What the task requires
Exactly how many lines in the entries contain "this"? Give that number alone.

------

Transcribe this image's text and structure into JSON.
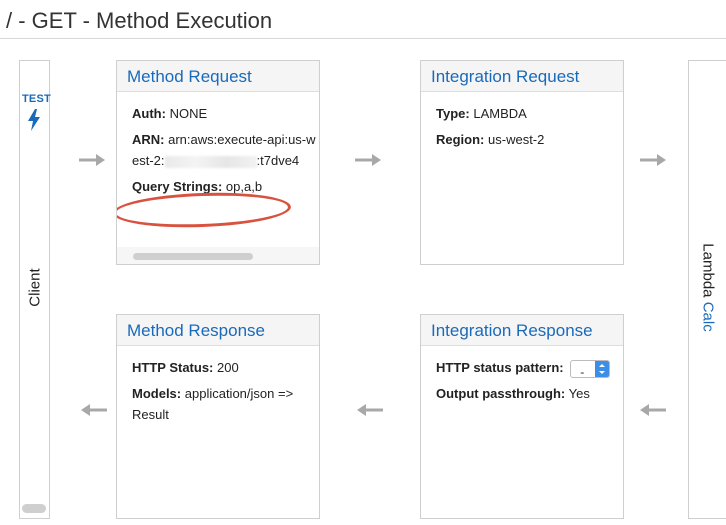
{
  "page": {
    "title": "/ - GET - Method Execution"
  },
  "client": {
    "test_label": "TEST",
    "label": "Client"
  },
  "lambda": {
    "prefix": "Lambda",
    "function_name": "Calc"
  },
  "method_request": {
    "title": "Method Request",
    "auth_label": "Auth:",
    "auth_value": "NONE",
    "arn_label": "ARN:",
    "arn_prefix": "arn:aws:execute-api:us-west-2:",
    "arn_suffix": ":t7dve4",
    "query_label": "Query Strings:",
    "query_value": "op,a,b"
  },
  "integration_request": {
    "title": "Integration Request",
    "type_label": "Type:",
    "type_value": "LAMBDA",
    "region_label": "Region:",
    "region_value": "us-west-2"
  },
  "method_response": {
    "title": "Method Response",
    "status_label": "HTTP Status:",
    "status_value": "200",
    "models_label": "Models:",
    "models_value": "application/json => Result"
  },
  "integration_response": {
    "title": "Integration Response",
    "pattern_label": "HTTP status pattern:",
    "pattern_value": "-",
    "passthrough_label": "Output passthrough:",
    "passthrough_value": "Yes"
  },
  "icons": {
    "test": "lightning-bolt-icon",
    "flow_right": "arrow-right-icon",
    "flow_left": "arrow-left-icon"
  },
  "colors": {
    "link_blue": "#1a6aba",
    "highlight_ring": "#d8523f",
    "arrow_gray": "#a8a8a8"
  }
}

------

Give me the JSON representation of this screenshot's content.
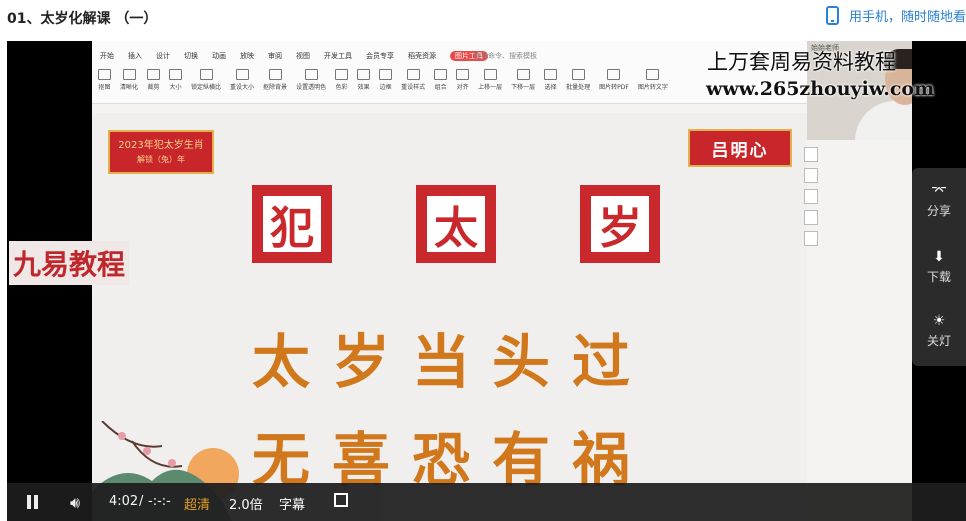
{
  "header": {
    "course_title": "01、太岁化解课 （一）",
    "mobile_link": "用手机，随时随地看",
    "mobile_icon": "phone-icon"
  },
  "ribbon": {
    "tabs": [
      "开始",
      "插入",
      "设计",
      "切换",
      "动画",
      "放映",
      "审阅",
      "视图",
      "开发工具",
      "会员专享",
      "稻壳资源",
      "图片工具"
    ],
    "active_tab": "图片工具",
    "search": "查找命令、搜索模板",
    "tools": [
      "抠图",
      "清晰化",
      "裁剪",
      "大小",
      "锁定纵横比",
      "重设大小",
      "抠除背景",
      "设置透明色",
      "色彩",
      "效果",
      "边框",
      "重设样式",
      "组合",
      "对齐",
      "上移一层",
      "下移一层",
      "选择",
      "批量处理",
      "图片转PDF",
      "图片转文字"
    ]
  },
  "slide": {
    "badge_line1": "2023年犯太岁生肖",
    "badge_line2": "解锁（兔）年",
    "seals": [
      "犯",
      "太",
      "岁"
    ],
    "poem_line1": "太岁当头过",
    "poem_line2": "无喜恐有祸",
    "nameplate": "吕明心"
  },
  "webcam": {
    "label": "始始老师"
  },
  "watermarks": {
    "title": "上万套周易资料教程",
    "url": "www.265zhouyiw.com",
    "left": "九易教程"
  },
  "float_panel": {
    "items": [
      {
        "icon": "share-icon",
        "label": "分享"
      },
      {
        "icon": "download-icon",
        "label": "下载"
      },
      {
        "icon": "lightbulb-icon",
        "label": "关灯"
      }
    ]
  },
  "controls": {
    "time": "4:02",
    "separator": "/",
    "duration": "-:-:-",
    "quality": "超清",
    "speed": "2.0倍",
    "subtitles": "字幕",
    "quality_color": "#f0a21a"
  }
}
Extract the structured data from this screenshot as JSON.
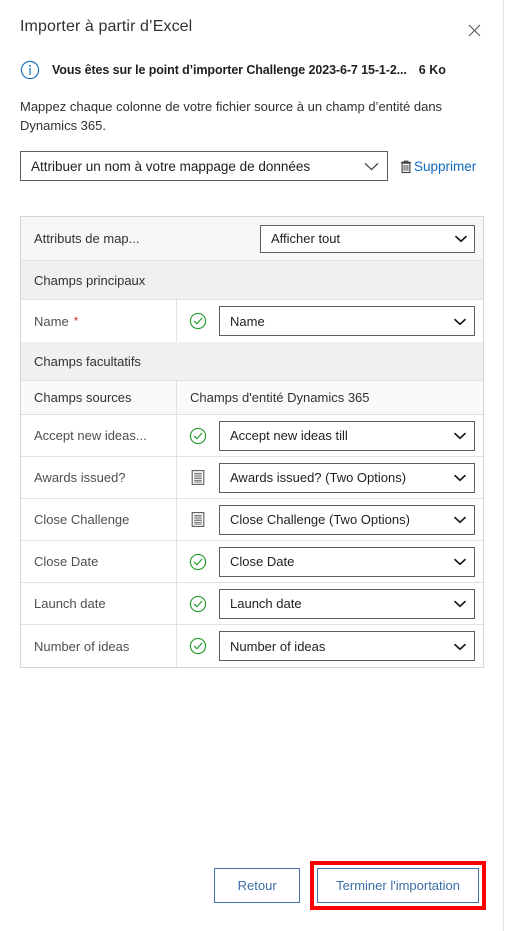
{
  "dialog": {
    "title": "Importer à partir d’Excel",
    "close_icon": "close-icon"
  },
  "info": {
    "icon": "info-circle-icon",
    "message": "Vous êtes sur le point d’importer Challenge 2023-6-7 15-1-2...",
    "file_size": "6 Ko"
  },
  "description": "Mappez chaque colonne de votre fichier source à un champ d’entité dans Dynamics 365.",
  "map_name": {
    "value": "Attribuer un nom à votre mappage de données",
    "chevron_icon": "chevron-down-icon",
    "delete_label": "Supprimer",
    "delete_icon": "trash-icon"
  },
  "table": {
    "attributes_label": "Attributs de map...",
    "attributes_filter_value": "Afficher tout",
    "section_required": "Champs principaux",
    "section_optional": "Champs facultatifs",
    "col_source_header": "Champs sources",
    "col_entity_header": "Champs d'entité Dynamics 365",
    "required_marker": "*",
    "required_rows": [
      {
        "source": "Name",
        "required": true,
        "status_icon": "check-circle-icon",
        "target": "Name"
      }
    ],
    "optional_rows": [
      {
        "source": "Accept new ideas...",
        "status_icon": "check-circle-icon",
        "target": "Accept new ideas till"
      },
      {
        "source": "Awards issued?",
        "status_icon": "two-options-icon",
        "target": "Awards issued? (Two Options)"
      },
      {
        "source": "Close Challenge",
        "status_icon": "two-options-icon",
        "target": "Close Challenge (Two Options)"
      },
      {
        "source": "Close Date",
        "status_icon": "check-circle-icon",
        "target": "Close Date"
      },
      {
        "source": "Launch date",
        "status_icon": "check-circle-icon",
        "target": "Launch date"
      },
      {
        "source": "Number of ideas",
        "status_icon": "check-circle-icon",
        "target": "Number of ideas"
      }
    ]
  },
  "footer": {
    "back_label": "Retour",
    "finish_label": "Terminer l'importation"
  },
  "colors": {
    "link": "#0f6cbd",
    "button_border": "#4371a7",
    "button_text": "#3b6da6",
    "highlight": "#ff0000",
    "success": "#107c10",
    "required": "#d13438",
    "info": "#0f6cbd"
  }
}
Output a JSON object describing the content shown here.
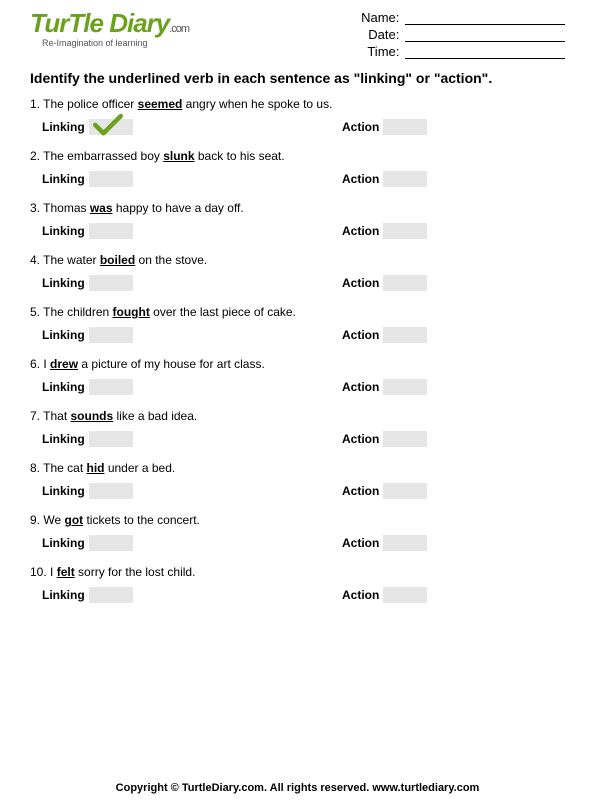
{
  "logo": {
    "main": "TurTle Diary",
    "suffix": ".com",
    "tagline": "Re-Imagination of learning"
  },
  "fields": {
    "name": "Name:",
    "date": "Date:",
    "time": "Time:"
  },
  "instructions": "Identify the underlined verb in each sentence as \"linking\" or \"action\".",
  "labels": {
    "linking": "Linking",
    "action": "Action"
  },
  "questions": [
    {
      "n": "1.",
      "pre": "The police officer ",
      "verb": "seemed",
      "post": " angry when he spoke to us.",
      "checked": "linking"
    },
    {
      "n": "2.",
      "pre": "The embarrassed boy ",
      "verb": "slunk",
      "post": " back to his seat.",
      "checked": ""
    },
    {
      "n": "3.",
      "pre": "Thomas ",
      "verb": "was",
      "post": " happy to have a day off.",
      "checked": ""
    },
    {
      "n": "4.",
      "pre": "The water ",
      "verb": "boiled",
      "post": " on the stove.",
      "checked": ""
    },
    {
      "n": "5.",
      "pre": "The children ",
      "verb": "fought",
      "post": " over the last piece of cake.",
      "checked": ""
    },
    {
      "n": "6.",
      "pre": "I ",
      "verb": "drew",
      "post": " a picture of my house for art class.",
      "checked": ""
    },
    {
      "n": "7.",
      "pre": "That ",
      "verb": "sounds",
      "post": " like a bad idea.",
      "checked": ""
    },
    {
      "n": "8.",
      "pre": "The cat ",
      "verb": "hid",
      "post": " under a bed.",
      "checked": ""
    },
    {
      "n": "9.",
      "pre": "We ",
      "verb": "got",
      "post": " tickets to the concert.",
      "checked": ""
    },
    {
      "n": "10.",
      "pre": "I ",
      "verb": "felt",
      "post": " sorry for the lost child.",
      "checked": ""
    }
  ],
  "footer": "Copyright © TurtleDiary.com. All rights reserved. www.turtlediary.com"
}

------

Completed exercise
3